The records below are to be retyped in full. Keep every word.

Excerpts from an interface dataset =>
:::

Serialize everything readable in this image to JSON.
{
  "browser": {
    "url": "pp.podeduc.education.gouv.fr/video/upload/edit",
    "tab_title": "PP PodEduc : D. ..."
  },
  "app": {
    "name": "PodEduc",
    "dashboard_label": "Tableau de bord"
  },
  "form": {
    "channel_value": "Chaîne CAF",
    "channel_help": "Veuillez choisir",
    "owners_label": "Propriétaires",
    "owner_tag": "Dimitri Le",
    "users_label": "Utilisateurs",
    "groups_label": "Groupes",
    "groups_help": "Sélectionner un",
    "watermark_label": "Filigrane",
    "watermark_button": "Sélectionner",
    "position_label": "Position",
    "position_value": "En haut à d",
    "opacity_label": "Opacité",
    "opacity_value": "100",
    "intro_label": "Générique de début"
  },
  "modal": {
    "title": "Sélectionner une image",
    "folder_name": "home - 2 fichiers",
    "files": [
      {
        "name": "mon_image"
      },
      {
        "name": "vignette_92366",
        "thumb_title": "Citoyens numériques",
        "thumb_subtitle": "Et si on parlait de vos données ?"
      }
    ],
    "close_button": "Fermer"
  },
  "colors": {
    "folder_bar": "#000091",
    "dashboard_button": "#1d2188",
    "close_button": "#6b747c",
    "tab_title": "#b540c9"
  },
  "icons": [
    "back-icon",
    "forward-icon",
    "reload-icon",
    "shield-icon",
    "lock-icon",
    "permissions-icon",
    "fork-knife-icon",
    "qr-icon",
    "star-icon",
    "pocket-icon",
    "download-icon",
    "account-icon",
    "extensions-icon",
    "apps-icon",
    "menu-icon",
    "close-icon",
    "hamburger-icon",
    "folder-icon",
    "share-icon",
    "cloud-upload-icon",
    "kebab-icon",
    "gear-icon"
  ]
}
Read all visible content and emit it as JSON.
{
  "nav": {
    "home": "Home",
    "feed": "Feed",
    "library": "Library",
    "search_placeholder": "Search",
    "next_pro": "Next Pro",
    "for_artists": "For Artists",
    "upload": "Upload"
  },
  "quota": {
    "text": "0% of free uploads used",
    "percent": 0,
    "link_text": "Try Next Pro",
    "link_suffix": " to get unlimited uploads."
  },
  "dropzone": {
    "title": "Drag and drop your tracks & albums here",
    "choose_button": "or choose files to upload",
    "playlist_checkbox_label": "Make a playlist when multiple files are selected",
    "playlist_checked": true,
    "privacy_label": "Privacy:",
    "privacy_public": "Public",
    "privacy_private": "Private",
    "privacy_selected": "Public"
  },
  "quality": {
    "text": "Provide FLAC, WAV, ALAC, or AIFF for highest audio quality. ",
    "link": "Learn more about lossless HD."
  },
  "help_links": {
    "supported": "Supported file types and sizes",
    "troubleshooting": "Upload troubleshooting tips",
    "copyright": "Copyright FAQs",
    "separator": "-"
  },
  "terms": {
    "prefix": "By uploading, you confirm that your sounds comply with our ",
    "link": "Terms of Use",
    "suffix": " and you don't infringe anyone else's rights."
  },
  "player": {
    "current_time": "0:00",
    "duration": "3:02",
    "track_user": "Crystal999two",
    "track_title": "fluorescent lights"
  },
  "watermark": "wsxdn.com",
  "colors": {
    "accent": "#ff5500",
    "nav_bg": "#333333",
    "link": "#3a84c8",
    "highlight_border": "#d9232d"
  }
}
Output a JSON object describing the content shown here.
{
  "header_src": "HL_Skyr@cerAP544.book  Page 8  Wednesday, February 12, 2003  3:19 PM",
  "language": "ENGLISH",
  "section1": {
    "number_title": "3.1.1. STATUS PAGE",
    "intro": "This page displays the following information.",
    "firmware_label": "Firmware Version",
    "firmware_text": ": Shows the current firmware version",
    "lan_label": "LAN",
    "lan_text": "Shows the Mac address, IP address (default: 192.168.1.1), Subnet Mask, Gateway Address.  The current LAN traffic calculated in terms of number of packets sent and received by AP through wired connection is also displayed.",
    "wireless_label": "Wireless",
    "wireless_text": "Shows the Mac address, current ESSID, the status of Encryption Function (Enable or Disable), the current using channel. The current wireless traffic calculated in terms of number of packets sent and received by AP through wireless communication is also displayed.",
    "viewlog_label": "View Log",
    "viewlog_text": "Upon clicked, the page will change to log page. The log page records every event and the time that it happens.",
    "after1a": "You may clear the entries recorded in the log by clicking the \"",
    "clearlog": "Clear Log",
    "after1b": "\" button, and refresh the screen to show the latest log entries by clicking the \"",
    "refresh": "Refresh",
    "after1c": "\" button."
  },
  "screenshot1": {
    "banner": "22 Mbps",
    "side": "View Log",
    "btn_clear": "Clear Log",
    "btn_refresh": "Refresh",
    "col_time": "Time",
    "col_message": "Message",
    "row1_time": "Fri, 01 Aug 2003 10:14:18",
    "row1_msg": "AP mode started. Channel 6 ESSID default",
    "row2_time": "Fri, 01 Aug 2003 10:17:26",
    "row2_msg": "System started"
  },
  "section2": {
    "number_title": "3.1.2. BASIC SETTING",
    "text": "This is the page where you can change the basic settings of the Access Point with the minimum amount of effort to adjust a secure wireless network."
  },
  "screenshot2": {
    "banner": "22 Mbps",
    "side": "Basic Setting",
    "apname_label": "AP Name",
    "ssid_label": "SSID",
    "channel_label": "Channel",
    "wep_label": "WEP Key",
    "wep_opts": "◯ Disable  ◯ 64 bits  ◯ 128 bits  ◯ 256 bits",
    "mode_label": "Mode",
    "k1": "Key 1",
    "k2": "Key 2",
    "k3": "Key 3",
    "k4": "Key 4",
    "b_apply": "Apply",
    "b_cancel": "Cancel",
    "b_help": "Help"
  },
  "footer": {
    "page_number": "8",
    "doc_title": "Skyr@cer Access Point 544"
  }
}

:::

Result =>
Serialize everything readable in this image to JSON.
{
  "browser": {
    "url": "pp.podeduc.education.gouv.fr/video/upload/edit",
    "tab_title": "PP PodEduc : D. ..."
  },
  "app": {
    "name": "PodEduc",
    "dashboard_label": "Tableau de bord"
  },
  "form": {
    "channel_value": "Chaîne CAF",
    "channel_help": "Veuillez choisir",
    "owners_label": "Propriétaires",
    "owner_tag": "Dimitri Le",
    "users_label": "Utilisateurs",
    "groups_label": "Groupes",
    "groups_help": "Sélectionner un",
    "watermark_label": "Filigrane",
    "watermark_button": "Sélectionner",
    "position_label": "Position",
    "position_value": "En haut à d",
    "opacity_label": "Opacité",
    "opacity_value": "100",
    "intro_label": "Générique de début"
  },
  "modal": {
    "title": "Sélectionner une image",
    "folder_name": "home - 2 fichiers",
    "files": [
      {
        "name": "mon_image"
      },
      {
        "name": "vignette_92366",
        "thumb_title": "Citoyens numériques",
        "thumb_subtitle": "Et si on parlait de vos données ?"
      }
    ],
    "close_button": "Fermer"
  },
  "colors": {
    "folder_bar": "#000091",
    "dashboard_button": "#1d2188",
    "close_button": "#6b747c",
    "tab_title": "#b540c9"
  },
  "icons": [
    "back-icon",
    "forward-icon",
    "reload-icon",
    "shield-icon",
    "lock-icon",
    "permissions-icon",
    "fork-knife-icon",
    "qr-icon",
    "star-icon",
    "pocket-icon",
    "download-icon",
    "account-icon",
    "extensions-icon",
    "apps-icon",
    "menu-icon",
    "close-icon",
    "hamburger-icon",
    "folder-icon",
    "share-icon",
    "cloud-upload-icon",
    "kebab-icon",
    "gear-icon"
  ]
}
Read all visible content and emit it as JSON.
{
  "nav": {
    "home": "Home",
    "feed": "Feed",
    "library": "Library",
    "search_placeholder": "Search",
    "next_pro": "Next Pro",
    "for_artists": "For Artists",
    "upload": "Upload"
  },
  "quota": {
    "text": "0% of free uploads used",
    "percent": 0,
    "link_text": "Try Next Pro",
    "link_suffix": " to get unlimited uploads."
  },
  "dropzone": {
    "title": "Drag and drop your tracks & albums here",
    "choose_button": "or choose files to upload",
    "playlist_checkbox_label": "Make a playlist when multiple files are selected",
    "playlist_checked": true,
    "privacy_label": "Privacy:",
    "privacy_public": "Public",
    "privacy_private": "Private",
    "privacy_selected": "Public"
  },
  "quality": {
    "text": "Provide FLAC, WAV, ALAC, or AIFF for highest audio quality. ",
    "link": "Learn more about lossless HD."
  },
  "help_links": {
    "supported": "Supported file types and sizes",
    "troubleshooting": "Upload troubleshooting tips",
    "copyright": "Copyright FAQs",
    "separator": "-"
  },
  "terms": {
    "prefix": "By uploading, you confirm that your sounds comply with our ",
    "link": "Terms of Use",
    "suffix": " and you don't infringe anyone else's rights."
  },
  "player": {
    "current_time": "0:00",
    "duration": "3:02",
    "track_user": "Crystal999two",
    "track_title": "fluorescent lights"
  },
  "watermark": "wsxdn.com",
  "colors": {
    "accent": "#ff5500",
    "nav_bg": "#333333",
    "link": "#3a84c8",
    "highlight_border": "#d9232d"
  }
}
Output a JSON object describing the content shown here.
{
  "header_src": "HL_Skyr@cerAP544.book  Page 8  Wednesday, February 12, 2003  3:19 PM",
  "language": "ENGLISH",
  "section1": {
    "number_title": "3.1.1. STATUS PAGE",
    "intro": "This page displays the following information.",
    "firmware_label": "Firmware Version",
    "firmware_text": ": Shows the current firmware version",
    "lan_label": "LAN",
    "lan_text": "Shows the Mac address, IP address (default: 192.168.1.1), Subnet Mask, Gateway Address.  The current LAN traffic calculated in terms of number of packets sent and received by AP through wired connection is also displayed.",
    "wireless_label": "Wireless",
    "wireless_text": "Shows the Mac address, current ESSID, the status of Encryption Function (Enable or Disable), the current using channel. The current wireless traffic calculated in terms of number of packets sent and received by AP through wireless communication is also displayed.",
    "viewlog_label": "View Log",
    "viewlog_text": "Upon clicked, the page will change to log page. The log page records every event and the time that it happens.",
    "after1a": "You may clear the entries recorded in the log by clicking the \"",
    "clearlog": "Clear Log",
    "after1b": "\" button, and refresh the screen to show the latest log entries by clicking the \"",
    "refresh": "Refresh",
    "after1c": "\" button."
  },
  "screenshot1": {
    "banner": "22 Mbps",
    "side": "View Log",
    "btn_clear": "Clear Log",
    "btn_refresh": "Refresh",
    "col_time": "Time",
    "col_message": "Message",
    "row1_time": "Fri, 01 Aug 2003 10:14:18",
    "row1_msg": "AP mode started. Channel 6 ESSID default",
    "row2_time": "Fri, 01 Aug 2003 10:17:26",
    "row2_msg": "System started"
  },
  "section2": {
    "number_title": "3.1.2. BASIC SETTING",
    "text": "This is the page where you can change the basic settings of the Access Point with the minimum amount of effort to adjust a secure wireless network."
  },
  "screenshot2": {
    "banner": "22 Mbps",
    "side": "Basic Setting",
    "apname_label": "AP Name",
    "ssid_label": "SSID",
    "channel_label": "Channel",
    "wep_label": "WEP Key",
    "wep_opts": "◯ Disable  ◯ 64 bits  ◯ 128 bits  ◯ 256 bits",
    "mode_label": "Mode",
    "k1": "Key 1",
    "k2": "Key 2",
    "k3": "Key 3",
    "k4": "Key 4",
    "b_apply": "Apply",
    "b_cancel": "Cancel",
    "b_help": "Help"
  },
  "footer": {
    "page_number": "8",
    "doc_title": "Skyr@cer Access Point 544"
  }
}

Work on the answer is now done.